More than 25 million Americans have diabetes and as many as 8 million people may not even know they have it. Pre-Diabetes affects 1-in-3 Americans. Learn to prevent or control diabetes at two free educational seminars at Ashtabula County Medical Center. Saturday morning classes are January 19 and February 2 from 10 to 11:30 a.m. Monday evening classes are January 21 and February 4 from 6 to 7:30 p.m. All classes meet in the ACMC 5th Floor Solarium.
ACMC Diabetes Educator Lori Gilhousen, RN, CDE, said diabetes is the seventh leading cause of death in the United States, and some deaths could be prevented with early detection and careful disease management including lifestyle changes. Pre-Diabetes can progress to Type 2 diabetes in five years for some people according to the Centers for Disease Control (CDC).
"Diabetes symptoms can go unrecognized for a long time," said Gilhousen. "The longer you have higher than normal blood sugars, the risk of developing health problems for vision, kidney, nerve increases. There is also an increased risk for heart disease, heart attack, and stroke. Healing is slower with higher blood sugars so colds, flu, wound, and infections can be more severe and more frequent."
In the first class, participants will learn the initial steps of lifestyle changes needed to manage diabetes – learn your risk markers, how to adapt eating and meal preparation, why movement and exercise are key. The second class will focus more on personal monitoring and accountability – how to safely and successfully use a blood sugar monitor, learn how to use your individual monitoring to manage this disease for your lifetime, and how to build momentum and stay engaged with care. Diabetes is a progressive disease that will require changes to the treatment and management plan for a lifetime.
"The class will also include information for family members on supporting their friends or loved ones who have diabetes.

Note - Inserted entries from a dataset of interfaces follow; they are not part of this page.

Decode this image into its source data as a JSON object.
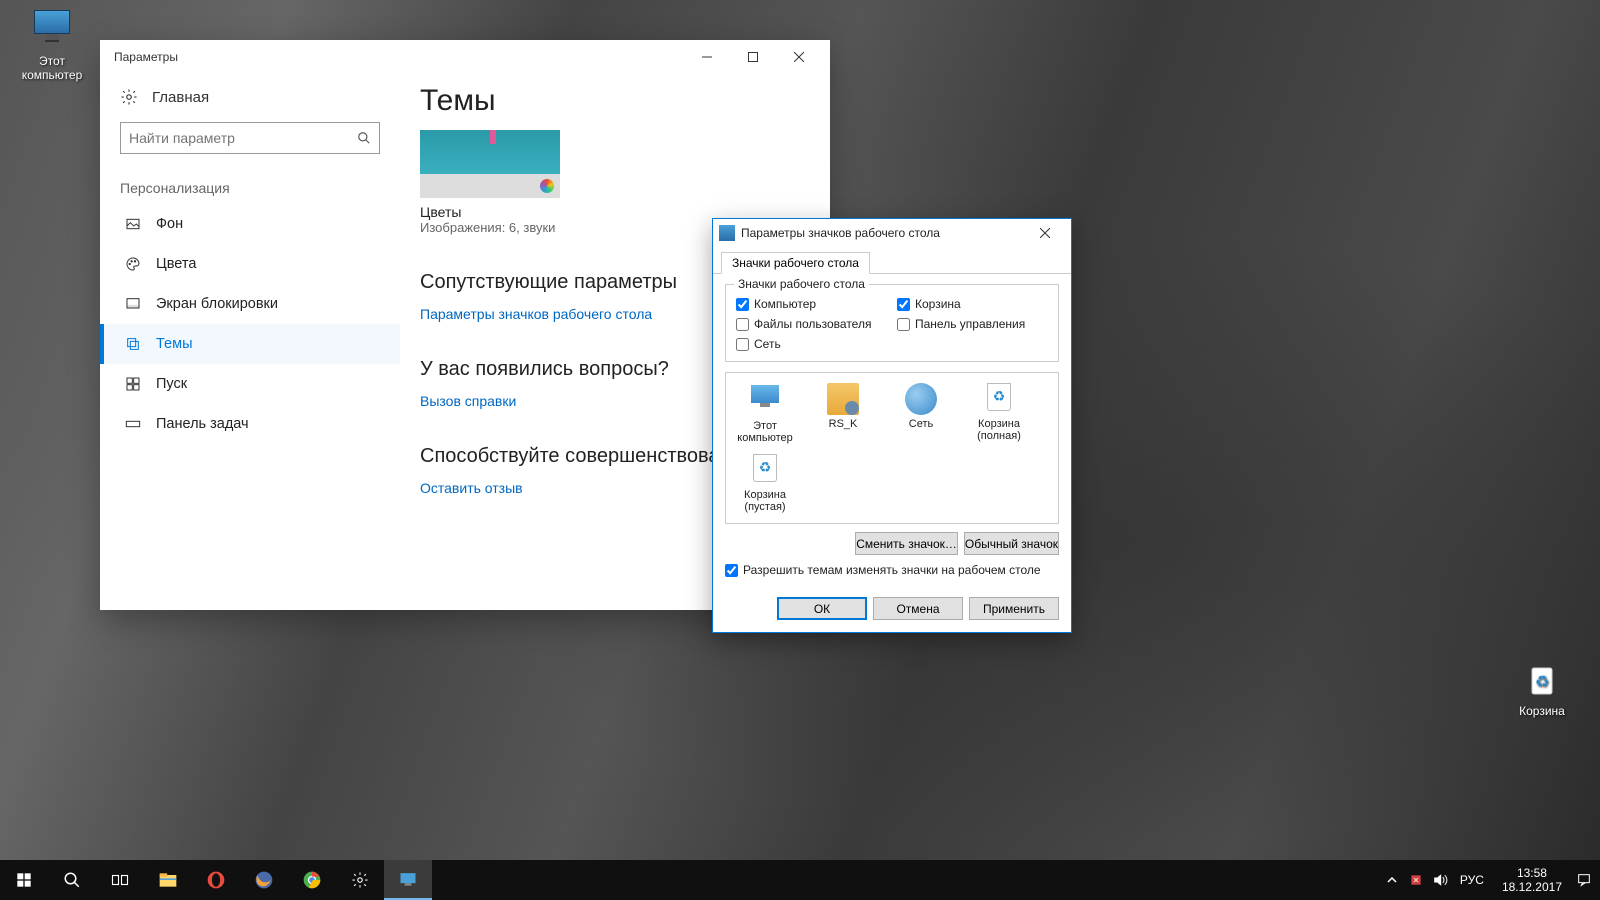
{
  "desktop": {
    "this_pc": "Этот\nкомпьютер",
    "recycle": "Корзина"
  },
  "settings": {
    "title": "Параметры",
    "home": "Главная",
    "search_placeholder": "Найти параметр",
    "section": "Персонализация",
    "nav": {
      "background": "Фон",
      "colors": "Цвета",
      "lockscreen": "Экран блокировки",
      "themes": "Темы",
      "start": "Пуск",
      "taskbar": "Панель задач"
    },
    "content": {
      "heading": "Темы",
      "theme_name": "Цветы",
      "theme_meta": "Изображения: 6, звуки",
      "related_heading": "Сопутствующие параметры",
      "related_link": "Параметры значков рабочего стола",
      "help_heading": "У вас появились вопросы?",
      "help_link": "Вызов справки",
      "feedback_heading": "Способствуйте совершенствованию",
      "feedback_link": "Оставить отзыв"
    }
  },
  "dialog": {
    "title": "Параметры значков рабочего стола",
    "tab": "Значки рабочего стола",
    "group_title": "Значки рабочего стола",
    "checks": {
      "computer": "Компьютер",
      "recycle": "Корзина",
      "userfiles": "Файлы пользователя",
      "cpanel": "Панель управления",
      "network": "Сеть"
    },
    "icons": {
      "pc": "Этот\nкомпьютер",
      "user": "RS_K",
      "net": "Сеть",
      "bin_full": "Корзина\n(полная)",
      "bin_empty": "Корзина\n(пустая)"
    },
    "btn_change": "Сменить значок…",
    "btn_default": "Обычный значок",
    "allow_themes": "Разрешить темам изменять значки на рабочем столе",
    "ok": "ОК",
    "cancel": "Отмена",
    "apply": "Применить"
  },
  "taskbar": {
    "lang": "РУС",
    "time": "13:58",
    "date": "18.12.2017"
  }
}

We will also spend time discussing pre-diabetes and how your lifestyle changes today can potentially stop the progression to diabetes," Gilhousen said.